The scourge of deafness has always tortured humanity, from everyday senior citizens to classical composer Beethoven. However, new research may see a sea change in the battle against hearing loss.
Intercollegiate research led by Gary Housley of the University of New South Wales has given science a brand new direction to go in when studying noise-induced hearing loss. This is big news for anyone who attends concerts or works in construction and other loud environments.
Scientists have discovered, in lab mice, genetic mutations which control the receptor for the hormone ATP inside the inner ear’s cochlea. The cochlea is a snail-shaped organ which uses tiny sensory hairs to detect vibrations and send those auditory signals to the brain. If the receptors are turned off from a certain mutation, then the mice experienced no temporary hearing loss after exposure to loud noises but they are more susceptible to permanent, long-term hearing damage.
This is the first evidence of a new mechanism which protects us from loud noises. In humans, this defense registers as an “underwater” or “fuzzy” character to sounds heard after attending loud places like concerts or nightclubs.
Ann Hickox, a post doctorate research associate with the speech and hearing department, works daily in the auditory physiology lab. Hickox finds this new research exciting, but still doesn’t expect any direct medical applications for a long while.

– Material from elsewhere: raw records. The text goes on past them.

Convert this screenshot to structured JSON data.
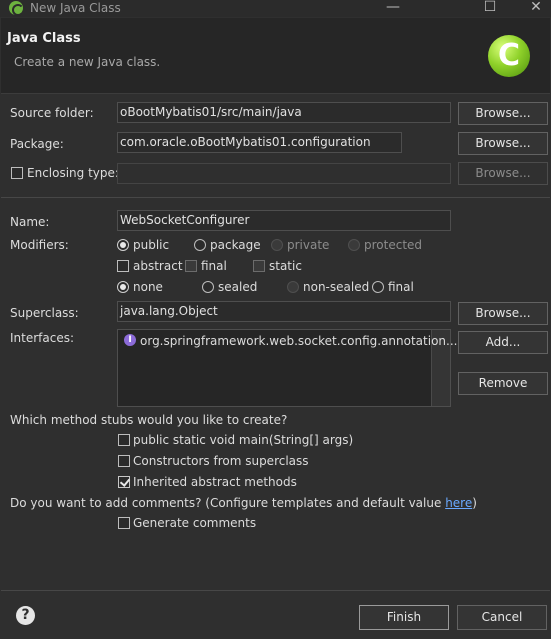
{
  "window": {
    "title": "New Java Class",
    "minimize_glyph": "—",
    "maximize_glyph": "☐",
    "close_glyph": "✕"
  },
  "header": {
    "title": "Java Class",
    "subtitle": "Create a new Java class.",
    "logo_letter": "C"
  },
  "source_folder": {
    "label": "Source folder:",
    "value": "oBootMybatis01/src/main/java",
    "browse": "Browse..."
  },
  "package": {
    "label": "Package:",
    "value": "com.oracle.oBootMybatis01.configuration",
    "browse": "Browse..."
  },
  "enclosing_type": {
    "label": "Enclosing type:",
    "value": "",
    "browse": "Browse...",
    "checked": false
  },
  "name": {
    "label": "Name:",
    "value": "WebSocketConfigurer"
  },
  "modifiers": {
    "label": "Modifiers:",
    "access": [
      "public",
      "package",
      "private",
      "protected"
    ],
    "access_selected": "public",
    "flags": [
      "abstract",
      "final",
      "static"
    ],
    "sealing": [
      "none",
      "sealed",
      "non-sealed",
      "final"
    ],
    "sealing_selected": "none"
  },
  "superclass": {
    "label": "Superclass:",
    "value": "java.lang.Object",
    "browse": "Browse..."
  },
  "interfaces": {
    "label": "Interfaces:",
    "items": [
      "org.springframework.web.socket.config.annotation...."
    ],
    "item_icon": "I",
    "add": "Add...",
    "remove": "Remove"
  },
  "stubs": {
    "question": "Which method stubs would you like to create?",
    "options": [
      {
        "label": "public static void main(String[] args)",
        "checked": false
      },
      {
        "label": "Constructors from superclass",
        "checked": false
      },
      {
        "label": "Inherited abstract methods",
        "checked": true
      }
    ]
  },
  "comments": {
    "question_prefix": "Do you want to add comments? (Configure templates and default value ",
    "link": "here",
    "question_suffix": ")",
    "option": "Generate comments",
    "checked": false
  },
  "footer": {
    "help_glyph": "?",
    "finish": "Finish",
    "cancel": "Cancel"
  },
  "colors": {
    "background": "#2f2f2f",
    "banner": "#262626",
    "link": "#6aa9ff",
    "logo_green": "#8fd12a",
    "interface_icon": "#8c6bd8"
  }
}
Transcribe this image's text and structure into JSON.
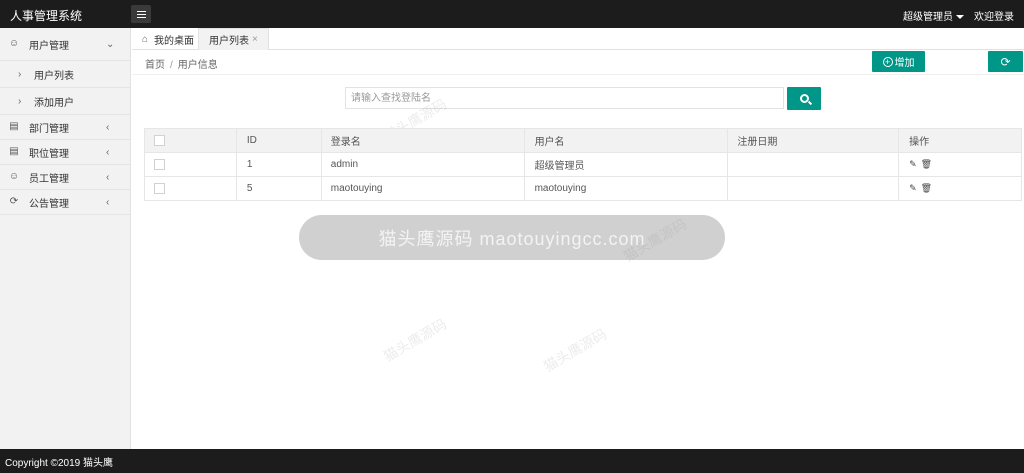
{
  "header": {
    "app_title": "人事管理系统",
    "user_menu_label": "超级管理员",
    "login_link": "欢迎登录"
  },
  "sidebar": {
    "items": [
      {
        "label": "用户管理",
        "icon": "user-icon",
        "expanded": true
      },
      {
        "label": "部门管理",
        "icon": "building-icon"
      },
      {
        "label": "职位管理",
        "icon": "briefcase-icon"
      },
      {
        "label": "员工管理",
        "icon": "users-icon"
      },
      {
        "label": "公告管理",
        "icon": "megaphone-icon"
      }
    ],
    "subitems": [
      {
        "label": "用户列表"
      },
      {
        "label": "添加用户"
      }
    ]
  },
  "tabs": {
    "home_label": "我的桌面",
    "active_label": "用户列表"
  },
  "breadcrumb": {
    "home": "首页",
    "separator": "/",
    "current": "用户信息"
  },
  "toolbar": {
    "add_label": "增加"
  },
  "search": {
    "placeholder": "请输入查找登陆名"
  },
  "table": {
    "columns": [
      "ID",
      "登录名",
      "用户名",
      "注册日期",
      "操作"
    ],
    "rows": [
      {
        "id": "1",
        "login": "admin",
        "username": "超级管理员",
        "date": ""
      },
      {
        "id": "5",
        "login": "maotouying",
        "username": "maotouying",
        "date": ""
      }
    ]
  },
  "watermark": {
    "band_text": "猫头鹰源码 maotouyingcc.com",
    "small_text": "猫头鹰源码"
  },
  "footer": {
    "copyright": "Copyright ©2019 猫头鹰"
  },
  "colors": {
    "accent": "#009688",
    "topbar": "#1c1c1c",
    "sidebar": "#f2f2f2"
  }
}
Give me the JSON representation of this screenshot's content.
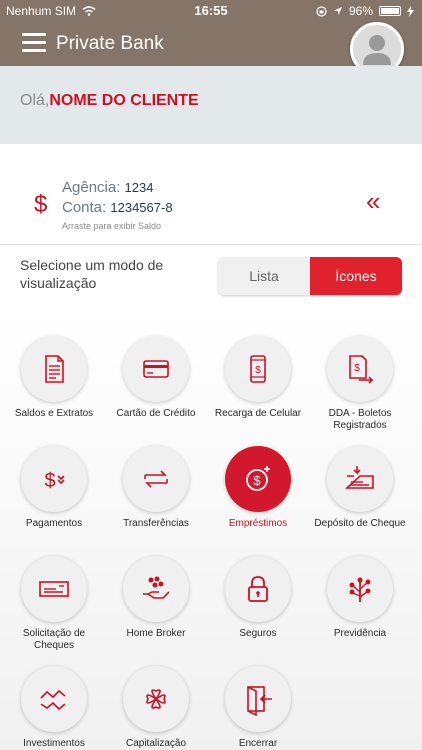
{
  "status_bar": {
    "carrier": "Nenhum SIM",
    "time": "16:55",
    "battery": "96%"
  },
  "nav": {
    "title": "Private Bank"
  },
  "greeting": {
    "hello": "Olá,",
    "name": "NOME DO CLIENTE"
  },
  "account": {
    "agency_label": "Agência:",
    "agency_value": "1234",
    "account_label": "Conta:",
    "account_value": "1234567-8",
    "hint": "Arraste para exibir Saldo"
  },
  "view_mode": {
    "label": "Selecione um modo de visualização",
    "options": [
      "Lista",
      "Ícones"
    ],
    "selected": "Ícones"
  },
  "menu": [
    {
      "label": "Saldos e Extratos",
      "icon": "document-icon"
    },
    {
      "label": "Cartão de Crédito",
      "icon": "credit-card-icon"
    },
    {
      "label": "Recarga de Celular",
      "icon": "phone-recharge-icon"
    },
    {
      "label": "DDA - Boletos Registrados",
      "icon": "bill-transfer-icon"
    },
    {
      "label": "Pagamentos",
      "icon": "payment-icon"
    },
    {
      "label": "Transferências",
      "icon": "transfer-arrows-icon"
    },
    {
      "label": "Empréstimos",
      "icon": "loan-coin-icon",
      "active": true
    },
    {
      "label": "Depósito de Cheque",
      "icon": "cheque-deposit-icon"
    },
    {
      "label": "Solicitação de Cheques",
      "icon": "cheque-icon"
    },
    {
      "label": "Home Broker",
      "icon": "hand-coins-icon"
    },
    {
      "label": "Seguros",
      "icon": "lock-icon"
    },
    {
      "label": "Previdência",
      "icon": "tree-icon"
    },
    {
      "label": "Investimentos",
      "icon": "chart-arrows-icon"
    },
    {
      "label": "Capitalização",
      "icon": "clover-icon"
    },
    {
      "label": "Encerrar",
      "icon": "exit-door-icon"
    }
  ],
  "colors": {
    "brand_red": "#cc1126",
    "nav_bg": "#857468",
    "greeting_bg": "#e3e8ea"
  }
}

She also wants to make sure students understand just because temporary hearing loss goes away a day or two after a concert doesn’t mean your ears are healthy again. She is aware of not-yet-publicized research which shows there is often still subtle and cumulative permanent hearing loss after an apparent recovery.
“Our field thinks of two kinds of hearing loss after loud exposures – we think of temporary and of permanent hearing loss,” Hickox said. “It’s too simplistic to think they’re a continuum, too simplistic to think that if you just keep upping the exposure you get from temporary to permanent. They’re actually different processes going on.”
While Housley’s team’s research may lead to future drugs to help prevent hearing loss in people like musicians or factory workers, Hickox still referred to it as “pie in the sky” at this stage.
This research on temporary hearing loss came just one month after another study done this year which shows promise as a path to restoring permanently lost hearing. Current knowledge says once sensory hair cells die, that range in one’s hearing is lost for ever.
Albert Edge and his team at Harvard Medical School have been working with an experimental drug named LY411575. It shows promise in preventing a protein named Notch from keeping stem cells dormant. This allows these cells to develop into new sensory hair cells. Because the stem cells are the patients’ own, there should be no negative ethical and political judgements to interfere with research.
Don’t hedge your lifelong hearing bets on this research alone. Instead, Hickox has a simple solution to permanent damage and tinnitus, the ringing in the ear after loud exposures – invest in a pair of $30 musician’s ear plugs.
“A lot of people that enjoy concerts don’t want to wear ear plugs because they’re afraid it will lessen their experience,” Hickox said, “that it’s going to make the sound distorted. But there’s been a lot of advancements ... It will attenuate the sound without distorting so much ... Some who wear them say they enjoy the music more because it sounds less distorted and is a less painful volume.”
In spite of this advice, students more often than not go into loud situations with no protection. Julia Lewter, a sophomore in the College of Liberal Arts, worries after concerts which give her tinnitus but hasn’t taken precautions. It seems for some to be a problem of culture.
“I know a friend who has a pair (of quality ear plugs),” Lewter said, “but she never wears them because she thinks she’ll look goofy or like she isn’t enjoying the show as much as those around her.”